SAVVY Books series
A Launch Quartet
The publications in this series reflect, expand, and document the activities of the research, discursive, performative, and curatorial projects of S A V V Y Contemporary | The Laboratory of Form-Ideas. Savvy Books aims at promoting epistemological diversity, resonating with Boaventura de Sousa Santos’s claim that “Another Knowledge is Possible.” By acknowledging the limits and faults of academic disciplines and advocating for processes of unlearning, our effort is thus to create a platform which encourages extra-disciplinary knowledges and promotes the thinking and writing of authors, artists, philosophers, scientists, and activists whose practices challenge Western epistemologies: looking towards epistemic systems from Africa and the African diaspora, Asia-Pacific, the Middle-East and Latin America.
This publication unfolds as a collection of words, works, and images that informed, incited, and embodied SAVVY Contemporary’s project Ultrasanity. On Madness, Sanitation, Antipsychiatry, and Resistance, an exhibition and research project on the elasticity of sanity.
e studio nero
e Fred Moten
Una voce perentoria ci richiama in ogni momento a essere responsabili, efficienti, professionali. Anche i beni comuni sono stati colonizzati, l’università è una catena di montaggio e siamo costantemente in debito verso chi ci richiama all’ordine. Alla proliferazione della logistica capitalista e alle mutazioni odierne del controllo sociale, Stefano Harney e Fred Moten rispondono con questa raccolta di saggi che ci invita a sperimentare nuove forme di socialità nell’antagonismo generale. Attraversando le teorie e le pratiche della tradizione radicale nera e del post-operaismo, gli autori propongono un ampliamento dello spettro del pensiero socio-politico contemporaneo e della critica estetica, negli Stati Uniti e non solo. Il loro è «un intervento necessario e potente che ci invita a immaginare e a comprendere diversamente la vita sociale» (Denise Ferreira da Silva), dove «il grido di lotta non è mai distante» (Sandro Mezzadra). Undercommons è un manifesto d’amore, sospeso tra teoria e poesia, musica e sovversione, per la fondazione di una nuova società.
We are running into a great danger, my brothers, if we are not careful, this precious and cultural instrument of information, enjoyment, struggle represented by the cinema is slipping through our fingers forever.
—Abid Med Hondo, Les bicots nègres vos voisins, Prologue, 1978
Hospitality, care, safety and security are matters intrinsically entangled, not simply through their definitions and overlapping meanings but as acts, practices, institutions, industries, infrastructures and systems of power. But for whom and what is security offered in arts and culture? As cultural workers could we/should we become more hospitable and caring towards matters of security and safety? Rehearsing Hospitalities Companion 3 is a site for meeting around matters of security, safety and care.

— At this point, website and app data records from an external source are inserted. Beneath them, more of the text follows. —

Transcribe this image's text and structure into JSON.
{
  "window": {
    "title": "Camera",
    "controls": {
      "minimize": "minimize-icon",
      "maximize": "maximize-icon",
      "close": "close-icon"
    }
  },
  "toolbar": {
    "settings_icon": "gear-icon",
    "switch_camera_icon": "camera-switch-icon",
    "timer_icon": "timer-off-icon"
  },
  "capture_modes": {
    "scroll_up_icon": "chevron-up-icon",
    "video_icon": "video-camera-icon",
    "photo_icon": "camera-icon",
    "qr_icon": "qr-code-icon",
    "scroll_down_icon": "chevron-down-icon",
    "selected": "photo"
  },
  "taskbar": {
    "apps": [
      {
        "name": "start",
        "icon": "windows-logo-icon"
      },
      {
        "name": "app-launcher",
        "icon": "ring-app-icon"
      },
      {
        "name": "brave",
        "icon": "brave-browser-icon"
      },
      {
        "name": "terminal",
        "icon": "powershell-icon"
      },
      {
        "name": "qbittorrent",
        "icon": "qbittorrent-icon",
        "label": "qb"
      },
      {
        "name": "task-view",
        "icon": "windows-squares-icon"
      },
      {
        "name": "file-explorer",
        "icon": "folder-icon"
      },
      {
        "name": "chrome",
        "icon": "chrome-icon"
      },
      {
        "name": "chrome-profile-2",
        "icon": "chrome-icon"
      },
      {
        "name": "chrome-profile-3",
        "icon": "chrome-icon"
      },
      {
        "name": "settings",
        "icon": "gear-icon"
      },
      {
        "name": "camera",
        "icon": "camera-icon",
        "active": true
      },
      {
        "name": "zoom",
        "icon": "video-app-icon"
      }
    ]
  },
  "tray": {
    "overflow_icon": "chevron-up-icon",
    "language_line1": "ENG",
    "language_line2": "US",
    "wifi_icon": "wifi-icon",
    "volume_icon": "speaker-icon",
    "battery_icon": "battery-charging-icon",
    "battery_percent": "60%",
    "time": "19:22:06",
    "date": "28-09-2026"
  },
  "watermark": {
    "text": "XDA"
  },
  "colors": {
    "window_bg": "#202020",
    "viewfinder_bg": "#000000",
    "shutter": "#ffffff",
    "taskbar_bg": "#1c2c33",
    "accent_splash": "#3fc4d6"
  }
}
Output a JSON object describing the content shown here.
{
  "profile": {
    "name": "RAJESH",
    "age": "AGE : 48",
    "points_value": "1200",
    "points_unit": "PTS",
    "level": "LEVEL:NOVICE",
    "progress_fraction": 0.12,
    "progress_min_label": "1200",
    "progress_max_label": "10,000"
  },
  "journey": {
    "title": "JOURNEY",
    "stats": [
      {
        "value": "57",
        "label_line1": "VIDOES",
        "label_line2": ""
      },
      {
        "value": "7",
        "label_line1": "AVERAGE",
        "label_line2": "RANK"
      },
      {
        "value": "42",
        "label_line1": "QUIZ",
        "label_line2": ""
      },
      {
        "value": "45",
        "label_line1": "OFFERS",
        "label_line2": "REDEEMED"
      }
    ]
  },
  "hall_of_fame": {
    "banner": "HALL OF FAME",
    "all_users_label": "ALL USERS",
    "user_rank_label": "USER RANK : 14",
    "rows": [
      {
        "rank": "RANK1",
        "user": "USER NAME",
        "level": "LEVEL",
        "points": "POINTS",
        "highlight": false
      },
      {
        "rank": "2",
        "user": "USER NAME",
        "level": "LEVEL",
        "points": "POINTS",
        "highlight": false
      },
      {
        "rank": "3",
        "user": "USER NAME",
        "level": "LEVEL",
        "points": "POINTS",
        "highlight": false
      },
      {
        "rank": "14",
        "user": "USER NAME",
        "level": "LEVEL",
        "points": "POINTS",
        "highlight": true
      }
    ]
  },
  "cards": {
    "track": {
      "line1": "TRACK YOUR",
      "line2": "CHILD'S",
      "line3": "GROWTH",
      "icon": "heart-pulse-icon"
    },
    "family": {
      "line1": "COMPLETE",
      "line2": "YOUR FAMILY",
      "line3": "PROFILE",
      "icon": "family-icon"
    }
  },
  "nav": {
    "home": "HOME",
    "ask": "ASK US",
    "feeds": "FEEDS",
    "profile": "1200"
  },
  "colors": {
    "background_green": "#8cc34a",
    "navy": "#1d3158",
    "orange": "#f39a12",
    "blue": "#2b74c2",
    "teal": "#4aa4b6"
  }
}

Now more than ever we need to be consciously (re)considering diverse forms of hospitalities and ways of being together. In these disconnected times marked by global crises, this edition of the Rehearsing Hospitalities Companion series turns towards questions of hospitality and access. Looking beyond normative and institutionalised understandings of access, this publication considers access from a manifold of approaches, perceptions and relations.
Rehearsing Hospitalities connects artists, curators and practitioners in the field of contemporary art and beyond, to build up and mediate new practices, understandings, and engagements with hospitalities. It fosters critical discourse, pluralistic sharing and collaboration between divergent (artistic) practitioners in contemporary societies and supports the emergence of new paradigms and methods of political and cultural hospitality.